Should the college Scam Students Pay the Price

Yes they should

Chloe La, Staff Writer

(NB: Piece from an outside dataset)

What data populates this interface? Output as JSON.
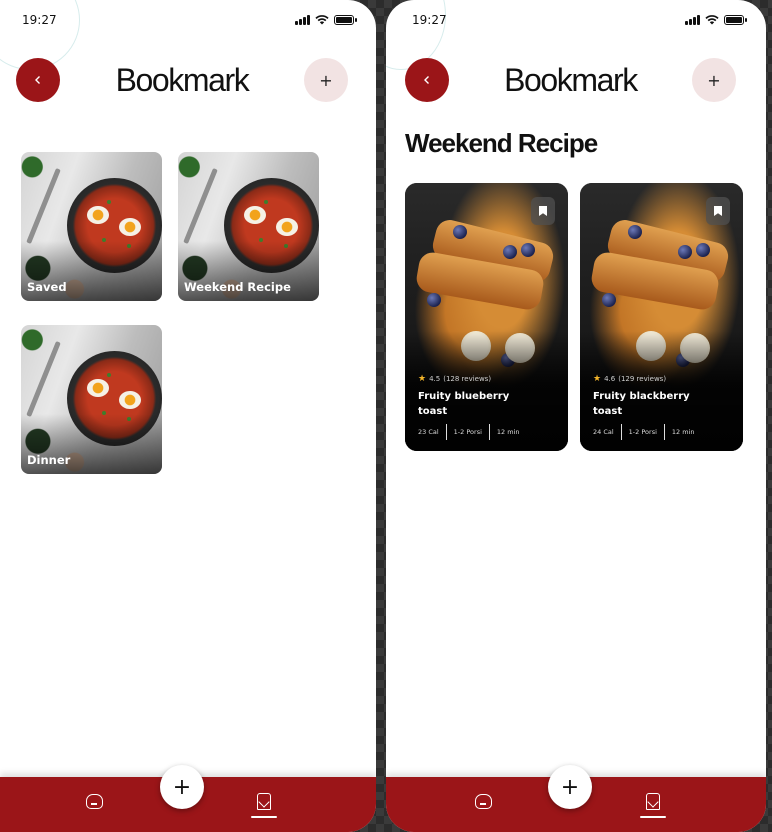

Universities can be tough when it comes to being accepted to go there. The more prestigious the school is, the lower the percentage of being accepted. The college admission scandal involves about fifty people, including Hollywood stars, top CEOs, college coaches and standardized test administrators, whom allegedly took part in the scheme to cheat on tests and bought their admission in, regardless of their abilities. Universities are containing the fallout from the allegations that families with money bribes the prestigious institution for their children to attend. Students, who were easily accepted, by cheating the system or buying their way into the prestigious schools, should be kicked out.
The “Fuller House” star, Lori Loughlin, and her husband who is a fashion designer, Mossimo Giannulli, were indicted on money laundering and fraud charges in the multimillion-dollar college admissions cheating scam that has ensured dozens of wealthy parents trying to get their kids into the most prestigious colleges. Loughlin and Giannulli are accused of paying $500,000 in bribes to get their daughters admitted to the University of Southern California as crew team recruits, yet neither of the daughters played the sport.
It is ridiculous on how big the scandal is and the amount of outrage there was on social media platforms such as Facebook and Twitter. According to The New York Times article, most high school students said they are shocked and angered that this corruption is occurring in the college admission process. Other students also claim that it is not fair and that families are working hard to get into their dream schools, but could not because of the corruption.
Not only Lori Loughlin caught the spotlight of being guilty, Felicity Huffman, a film actress, also got the heat for being caught in the scandal. As though Huffman was caught in the scandal, she did not tell her child. People may argue that Huffman’s child should not be kicked out for not knowing about the scandal. It would make sense and it is unfair for the child, it is unfair for the other students and their parents that had to work their way to get into the schools. Should Huffman’s child be kicked out? Yes and no. The least that her child can do is possibly retake the entry exam.
Parents and their children who took part of the scandal should be automatically be kicked out of their schools with no excuse. The scandal is a punch to the guts for high school graduates and their families who struggle to borrow funds for their children to get into mediocre schools. Cheating denies the opportunity to teach and train a future doctor, teacher, or scientist who did not get into or can afford college tuition. It is not fair at all to a student who prepared him or herself, who studies for countless hours every night, and to who college ultimately mattered more was not granted the right to an equal opportunity to achieve his or her dreams.